(MATERIAL FOR THIS TASK begins)

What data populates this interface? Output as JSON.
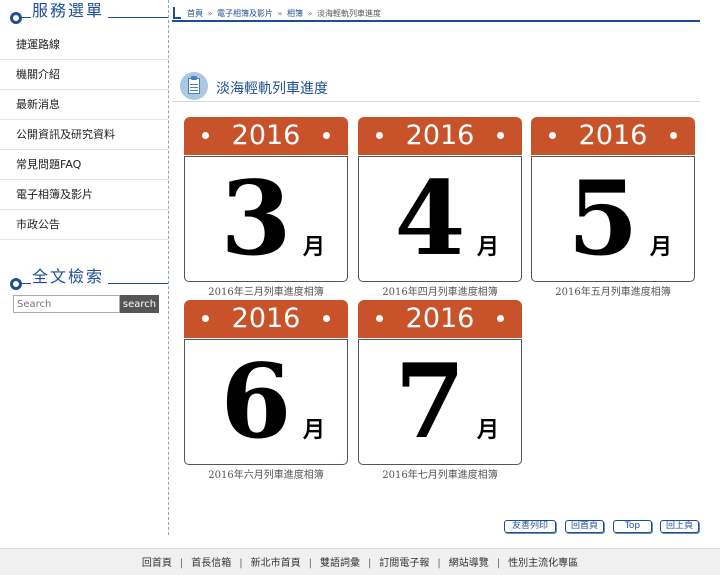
{
  "sidebar": {
    "title": "服務選單",
    "items": [
      {
        "label": "捷運路線"
      },
      {
        "label": "機關介紹"
      },
      {
        "label": "最新消息"
      },
      {
        "label": "公開資訊及研究資料"
      },
      {
        "label": "常見問題FAQ"
      },
      {
        "label": "電子相簿及影片"
      },
      {
        "label": "市政公告"
      }
    ],
    "search_title": "全文檢索",
    "search_placeholder": "Search",
    "search_button": "search"
  },
  "breadcrumb": {
    "items": [
      "首頁",
      "電子相簿及影片",
      "相簿"
    ],
    "separator": "»",
    "current": "淡海輕軌列車進度"
  },
  "page_title": "淡海輕軌列車進度",
  "albums": [
    {
      "year": "2016",
      "month": "3",
      "unit": "月",
      "caption": "2016年三月列車進度相簿"
    },
    {
      "year": "2016",
      "month": "4",
      "unit": "月",
      "caption": "2016年四月列車進度相簿"
    },
    {
      "year": "2016",
      "month": "5",
      "unit": "月",
      "caption": "2016年五月列車進度相簿"
    },
    {
      "year": "2016",
      "month": "6",
      "unit": "月",
      "caption": "2016年六月列車進度相簿"
    },
    {
      "year": "2016",
      "month": "7",
      "unit": "月",
      "caption": "2016年七月列車進度相簿"
    }
  ],
  "buttons": {
    "print": "友善列印",
    "home": "回首頁",
    "top": "Top",
    "back": "回上頁"
  },
  "footer": {
    "links": [
      "回首頁",
      "首長信箱",
      "新北市首頁",
      "雙語詞彙",
      "訂閱電子報",
      "網站導覽",
      "性別主流化專區"
    ],
    "separator": "|"
  },
  "colors": {
    "brand_blue": "#1d4f92",
    "calendar_red": "#c8532a"
  }
}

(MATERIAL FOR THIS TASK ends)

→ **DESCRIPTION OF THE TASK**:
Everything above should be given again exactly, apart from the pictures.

→ **ANSWER TO THIS PROBLEM**:
What data populates this interface? Output as JSON.
{
  "sidebar": {
    "title": "服務選單",
    "items": [
      {
        "label": "捷運路線"
      },
      {
        "label": "機關介紹"
      },
      {
        "label": "最新消息"
      },
      {
        "label": "公開資訊及研究資料"
      },
      {
        "label": "常見問題FAQ"
      },
      {
        "label": "電子相簿及影片"
      },
      {
        "label": "市政公告"
      }
    ],
    "search_title": "全文檢索",
    "search_placeholder": "Search",
    "search_button": "search"
  },
  "breadcrumb": {
    "items": [
      "首頁",
      "電子相簿及影片",
      "相簿"
    ],
    "separator": "»",
    "current": "淡海輕軌列車進度"
  },
  "page_title": "淡海輕軌列車進度",
  "albums": [
    {
      "year": "2016",
      "month": "3",
      "unit": "月",
      "caption": "2016年三月列車進度相簿"
    },
    {
      "year": "2016",
      "month": "4",
      "unit": "月",
      "caption": "2016年四月列車進度相簿"
    },
    {
      "year": "2016",
      "month": "5",
      "unit": "月",
      "caption": "2016年五月列車進度相簿"
    },
    {
      "year": "2016",
      "month": "6",
      "unit": "月",
      "caption": "2016年六月列車進度相簿"
    },
    {
      "year": "2016",
      "month": "7",
      "unit": "月",
      "caption": "2016年七月列車進度相簿"
    }
  ],
  "buttons": {
    "print": "友善列印",
    "home": "回首頁",
    "top": "Top",
    "back": "回上頁"
  },
  "footer": {
    "links": [
      "回首頁",
      "首長信箱",
      "新北市首頁",
      "雙語詞彙",
      "訂閱電子報",
      "網站導覽",
      "性別主流化專區"
    ],
    "separator": "|"
  },
  "colors": {
    "brand_blue": "#1d4f92",
    "calendar_red": "#c8532a"
  }
}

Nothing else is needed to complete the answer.